Spaying and neutering are attributed with many benefits, including better canine health and decreased mounting and roaming behaviors, as well as reduced aggression. Sterilization repeatedly has shown to have both positive and negative physical effects on either sex of dog. While spaying or neutering can indeed have some effect on hormone-related behaviors, it is not guaranteed that a dog will be less likely to bite if it has been sterilized.
Spaying and Neutering Surgery
Both spaying and neutering remove a dog’s ability to reproduce. Spaying is a major surgical procedure. It consists of opening a female dog’s abdomen and removing her uterus and ovaries. Neutering a male is less invasive than spay surgery. It involves removing the male’s testicles through an incision made in his scrotal sac.
Spaying and Aggression

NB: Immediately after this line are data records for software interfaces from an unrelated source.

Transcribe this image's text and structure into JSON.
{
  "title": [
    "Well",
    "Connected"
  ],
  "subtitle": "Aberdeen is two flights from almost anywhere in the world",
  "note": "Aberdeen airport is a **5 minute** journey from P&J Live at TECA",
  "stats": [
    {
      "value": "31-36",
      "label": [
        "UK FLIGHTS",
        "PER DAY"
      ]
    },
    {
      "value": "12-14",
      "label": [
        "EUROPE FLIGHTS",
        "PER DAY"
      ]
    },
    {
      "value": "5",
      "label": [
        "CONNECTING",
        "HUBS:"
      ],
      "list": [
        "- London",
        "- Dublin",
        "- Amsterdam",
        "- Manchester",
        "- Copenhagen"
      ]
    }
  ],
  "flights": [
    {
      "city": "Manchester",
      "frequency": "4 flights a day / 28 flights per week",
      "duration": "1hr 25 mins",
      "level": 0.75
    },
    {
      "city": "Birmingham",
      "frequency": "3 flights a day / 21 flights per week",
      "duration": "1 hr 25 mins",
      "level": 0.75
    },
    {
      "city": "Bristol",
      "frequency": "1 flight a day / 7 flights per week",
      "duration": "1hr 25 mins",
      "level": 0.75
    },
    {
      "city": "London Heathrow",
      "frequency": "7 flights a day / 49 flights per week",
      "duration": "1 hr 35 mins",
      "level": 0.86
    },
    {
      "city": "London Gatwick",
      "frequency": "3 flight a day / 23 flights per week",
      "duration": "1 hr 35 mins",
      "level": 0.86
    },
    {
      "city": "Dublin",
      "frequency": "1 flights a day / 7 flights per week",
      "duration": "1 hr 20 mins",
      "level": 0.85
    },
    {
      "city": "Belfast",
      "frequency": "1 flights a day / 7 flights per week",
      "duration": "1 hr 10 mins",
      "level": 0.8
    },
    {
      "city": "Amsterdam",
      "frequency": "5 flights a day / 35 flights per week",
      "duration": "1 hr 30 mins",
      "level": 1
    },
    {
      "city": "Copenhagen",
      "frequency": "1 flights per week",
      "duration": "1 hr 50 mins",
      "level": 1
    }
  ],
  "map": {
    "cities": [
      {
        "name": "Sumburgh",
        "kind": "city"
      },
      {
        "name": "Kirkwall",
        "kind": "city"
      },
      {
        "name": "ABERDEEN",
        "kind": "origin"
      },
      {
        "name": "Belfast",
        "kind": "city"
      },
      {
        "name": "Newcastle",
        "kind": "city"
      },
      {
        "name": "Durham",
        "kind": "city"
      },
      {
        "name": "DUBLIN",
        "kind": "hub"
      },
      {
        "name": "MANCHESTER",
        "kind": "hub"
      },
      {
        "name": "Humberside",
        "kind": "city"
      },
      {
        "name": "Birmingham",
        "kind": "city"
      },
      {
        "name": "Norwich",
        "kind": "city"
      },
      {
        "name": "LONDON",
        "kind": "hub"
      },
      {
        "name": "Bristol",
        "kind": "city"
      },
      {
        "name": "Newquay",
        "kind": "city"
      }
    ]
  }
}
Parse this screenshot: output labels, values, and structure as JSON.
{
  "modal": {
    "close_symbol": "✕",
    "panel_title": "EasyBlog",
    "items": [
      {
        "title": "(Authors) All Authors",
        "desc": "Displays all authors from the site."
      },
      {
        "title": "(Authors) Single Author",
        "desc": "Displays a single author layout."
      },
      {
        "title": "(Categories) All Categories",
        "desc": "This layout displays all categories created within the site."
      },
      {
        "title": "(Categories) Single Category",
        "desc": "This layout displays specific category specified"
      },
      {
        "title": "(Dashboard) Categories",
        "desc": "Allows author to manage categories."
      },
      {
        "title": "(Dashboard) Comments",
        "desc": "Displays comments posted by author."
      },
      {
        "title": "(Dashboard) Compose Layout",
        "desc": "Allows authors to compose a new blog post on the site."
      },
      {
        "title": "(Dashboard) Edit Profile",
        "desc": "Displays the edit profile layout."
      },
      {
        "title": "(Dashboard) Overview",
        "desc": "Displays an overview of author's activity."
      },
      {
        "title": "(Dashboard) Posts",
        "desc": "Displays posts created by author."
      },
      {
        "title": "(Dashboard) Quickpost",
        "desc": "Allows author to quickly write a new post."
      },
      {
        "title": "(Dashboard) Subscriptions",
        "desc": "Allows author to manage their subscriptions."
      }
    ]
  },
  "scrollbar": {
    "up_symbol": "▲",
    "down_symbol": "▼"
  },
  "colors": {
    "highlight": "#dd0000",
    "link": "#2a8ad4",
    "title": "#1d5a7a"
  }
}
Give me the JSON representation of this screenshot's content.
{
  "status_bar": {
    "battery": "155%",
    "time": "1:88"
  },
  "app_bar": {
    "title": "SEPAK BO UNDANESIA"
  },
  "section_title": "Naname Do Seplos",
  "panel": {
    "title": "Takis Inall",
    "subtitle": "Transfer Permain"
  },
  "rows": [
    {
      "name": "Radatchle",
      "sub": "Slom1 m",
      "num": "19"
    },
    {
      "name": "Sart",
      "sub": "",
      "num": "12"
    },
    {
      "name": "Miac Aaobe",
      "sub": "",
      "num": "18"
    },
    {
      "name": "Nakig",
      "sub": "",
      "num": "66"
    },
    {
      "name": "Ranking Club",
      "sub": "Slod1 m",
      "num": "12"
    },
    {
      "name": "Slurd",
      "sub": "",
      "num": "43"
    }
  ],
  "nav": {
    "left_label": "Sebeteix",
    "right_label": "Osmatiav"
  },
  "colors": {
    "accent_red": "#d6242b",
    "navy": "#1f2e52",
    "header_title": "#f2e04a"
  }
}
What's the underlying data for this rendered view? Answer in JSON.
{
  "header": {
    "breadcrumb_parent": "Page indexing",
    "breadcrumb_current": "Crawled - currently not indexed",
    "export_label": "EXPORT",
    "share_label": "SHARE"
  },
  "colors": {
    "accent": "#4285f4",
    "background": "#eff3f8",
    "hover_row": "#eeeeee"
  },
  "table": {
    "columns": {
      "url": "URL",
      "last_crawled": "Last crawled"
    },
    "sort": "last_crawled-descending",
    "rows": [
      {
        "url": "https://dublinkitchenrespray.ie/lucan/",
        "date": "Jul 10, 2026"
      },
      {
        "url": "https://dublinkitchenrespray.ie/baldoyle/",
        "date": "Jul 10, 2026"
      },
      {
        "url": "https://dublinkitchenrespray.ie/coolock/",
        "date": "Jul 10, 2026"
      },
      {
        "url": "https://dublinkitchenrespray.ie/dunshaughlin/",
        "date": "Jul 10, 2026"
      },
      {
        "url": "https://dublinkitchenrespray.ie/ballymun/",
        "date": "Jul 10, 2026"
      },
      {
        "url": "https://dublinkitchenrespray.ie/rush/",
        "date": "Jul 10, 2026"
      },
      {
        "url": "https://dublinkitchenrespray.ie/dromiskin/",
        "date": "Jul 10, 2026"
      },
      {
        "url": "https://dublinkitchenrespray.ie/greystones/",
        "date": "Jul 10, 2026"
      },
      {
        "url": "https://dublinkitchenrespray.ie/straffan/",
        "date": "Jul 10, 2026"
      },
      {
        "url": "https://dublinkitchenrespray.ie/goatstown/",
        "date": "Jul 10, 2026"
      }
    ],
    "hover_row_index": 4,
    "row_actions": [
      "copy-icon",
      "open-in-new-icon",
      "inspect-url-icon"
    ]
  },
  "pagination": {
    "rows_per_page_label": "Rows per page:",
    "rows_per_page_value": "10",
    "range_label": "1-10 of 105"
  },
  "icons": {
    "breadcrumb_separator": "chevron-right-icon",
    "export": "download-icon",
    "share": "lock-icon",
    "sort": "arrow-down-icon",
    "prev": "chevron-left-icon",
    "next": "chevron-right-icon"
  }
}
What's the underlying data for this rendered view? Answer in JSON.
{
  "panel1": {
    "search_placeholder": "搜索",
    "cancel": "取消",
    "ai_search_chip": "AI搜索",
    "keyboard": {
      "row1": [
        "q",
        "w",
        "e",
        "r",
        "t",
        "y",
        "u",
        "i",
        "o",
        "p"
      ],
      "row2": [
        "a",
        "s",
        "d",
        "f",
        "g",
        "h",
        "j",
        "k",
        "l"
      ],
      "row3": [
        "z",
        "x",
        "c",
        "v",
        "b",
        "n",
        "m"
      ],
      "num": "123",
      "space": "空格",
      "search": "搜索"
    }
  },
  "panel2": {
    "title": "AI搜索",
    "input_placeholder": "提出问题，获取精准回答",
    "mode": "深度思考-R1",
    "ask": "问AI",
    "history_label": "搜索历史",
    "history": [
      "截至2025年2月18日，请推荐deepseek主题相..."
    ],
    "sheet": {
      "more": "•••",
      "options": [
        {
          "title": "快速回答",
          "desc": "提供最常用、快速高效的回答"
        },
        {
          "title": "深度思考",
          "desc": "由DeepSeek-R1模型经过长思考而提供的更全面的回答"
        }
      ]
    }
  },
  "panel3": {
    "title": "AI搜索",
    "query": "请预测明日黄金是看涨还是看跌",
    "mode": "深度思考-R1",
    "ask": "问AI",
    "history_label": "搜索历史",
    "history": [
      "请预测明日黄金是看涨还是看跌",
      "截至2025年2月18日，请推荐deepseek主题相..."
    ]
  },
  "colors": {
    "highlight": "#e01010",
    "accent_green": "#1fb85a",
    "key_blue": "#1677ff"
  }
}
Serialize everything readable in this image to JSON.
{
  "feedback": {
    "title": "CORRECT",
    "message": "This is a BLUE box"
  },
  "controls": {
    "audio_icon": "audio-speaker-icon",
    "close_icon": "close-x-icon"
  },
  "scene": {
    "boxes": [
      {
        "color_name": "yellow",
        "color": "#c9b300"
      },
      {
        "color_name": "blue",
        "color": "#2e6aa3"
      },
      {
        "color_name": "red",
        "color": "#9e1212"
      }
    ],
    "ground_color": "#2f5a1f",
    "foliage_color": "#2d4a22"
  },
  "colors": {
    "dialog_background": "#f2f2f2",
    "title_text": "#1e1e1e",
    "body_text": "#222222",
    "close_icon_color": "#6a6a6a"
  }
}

Because spaying removes a dog’s uterus and ovaries, it also removes her body’s ability to create a hormone called progesterone. According to dog behaviorist Stan Rawlins, progesterone is a “natural calming hormone and serotonin uplifter.” Because these things that calm a female dog are reduced or suppressed, it is possible for spaying to increase aggression and may cause greater “reactivity” in spayed female dogs, which may include barking and lunging at people and other animals. Increasing these things also increase the likelihood that your female dog will bite after she has been spayed.
Neutering and Aggression
More behavioral changes are seen in the male dog than in the female dog. Removing a dog’s testicles reduces the amount of testosterone his body produces, which in turn reduces his need to mount and to urine mark. The reduced testosterone can result in reduced aggression between dogs, even between neutered dogs and non-neutered dogs. Other forms of aggression do not seem to be affected, however.
Dog to Human Aggression and Biting
Spaying female dogs can increase reactivity, which may result in more opportunities to bite. Neutering male dogs makes no significant difference in terms of biting, in that biting is not a hormonal behavior. Rather, most biting results from fear and anxiety, which training, not neutering, affects. Generally, neutering is not likely to have a great deal of effect on reducing aggression or eliminating aggressive behavior. If a dog is displaying aggression before being neutered, training should also be part of the efforts to prevent biting and other aggressive behaviors.